Brief :: Below this task are records; return each one exactly and omit its images.

(Entries from a dataset of interfaces)
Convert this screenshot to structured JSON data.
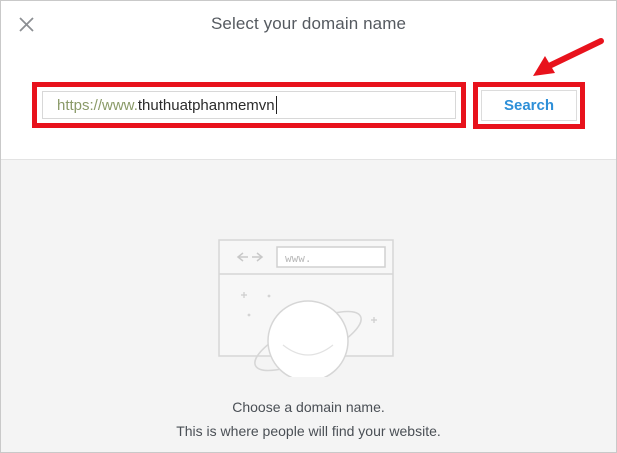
{
  "dialog": {
    "title": "Select your domain name",
    "close_icon": "close-icon"
  },
  "domain": {
    "prefix": "https://www.",
    "value": "thuthuatphanmemvn"
  },
  "search": {
    "label": "Search"
  },
  "illustration": {
    "url_text": "www.",
    "nav_icons": [
      "back-arrow-icon",
      "forward-arrow-icon"
    ]
  },
  "empty_state": {
    "line1": "Choose a domain name.",
    "line2": "This is where people will find your website."
  },
  "colors": {
    "highlight": "#e8121c",
    "accent": "#2d8fd8",
    "prefix_text": "#8a9a68",
    "panel_background": "#f4f4f4"
  }
}
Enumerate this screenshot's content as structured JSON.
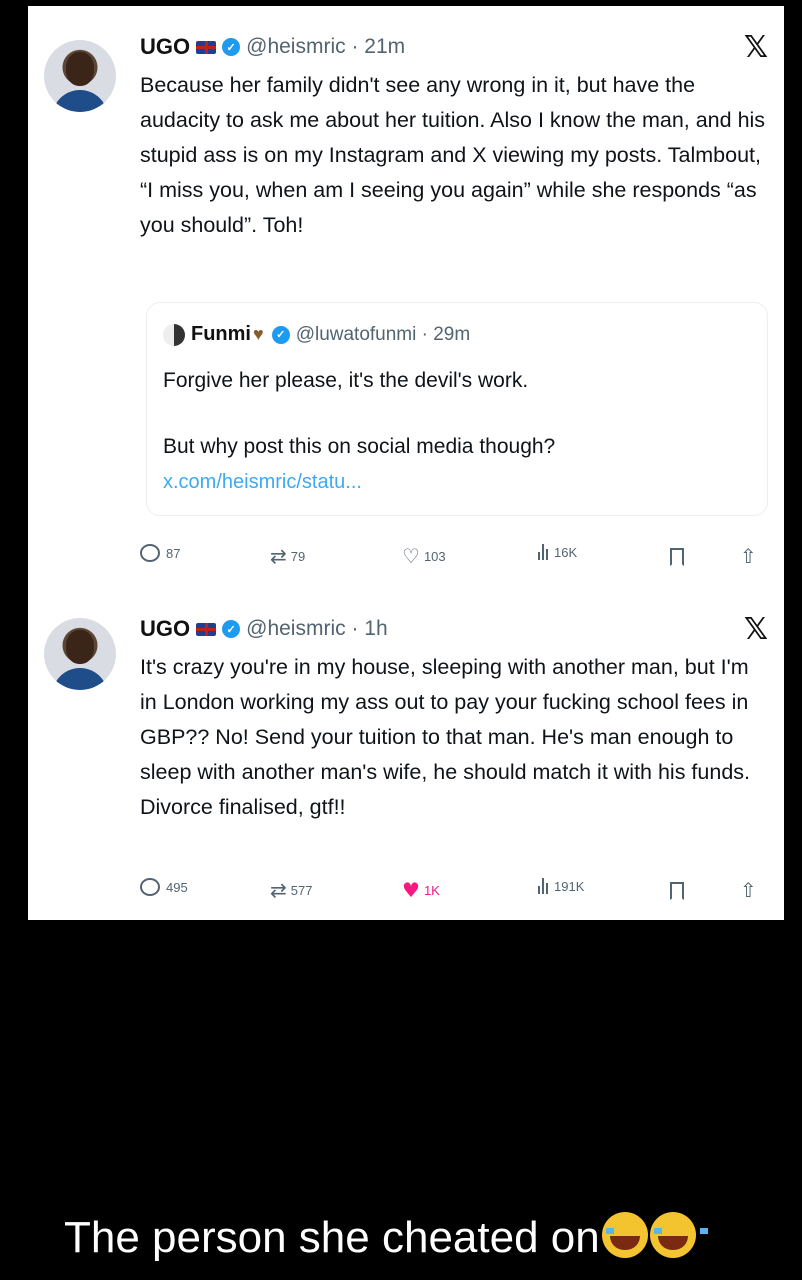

Answer box ::
Convert this screenshot to structured JSON data.
{
  "dialog": {
    "title": "Select your domain name",
    "close_icon": "close-icon"
  },
  "domain": {
    "prefix": "https://www.",
    "value": "thuthuatphanmemvn"
  },
  "search": {
    "label": "Search"
  },
  "illustration": {
    "url_text": "www.",
    "nav_icons": [
      "back-arrow-icon",
      "forward-arrow-icon"
    ]
  },
  "empty_state": {
    "line1": "Choose a domain name.",
    "line2": "This is where people will find your website."
  },
  "colors": {
    "highlight": "#e8121c",
    "accent": "#2d8fd8",
    "prefix_text": "#8a9a68",
    "panel_background": "#f4f4f4"
  }
}
Enumerate this screenshot's content as structured JSON.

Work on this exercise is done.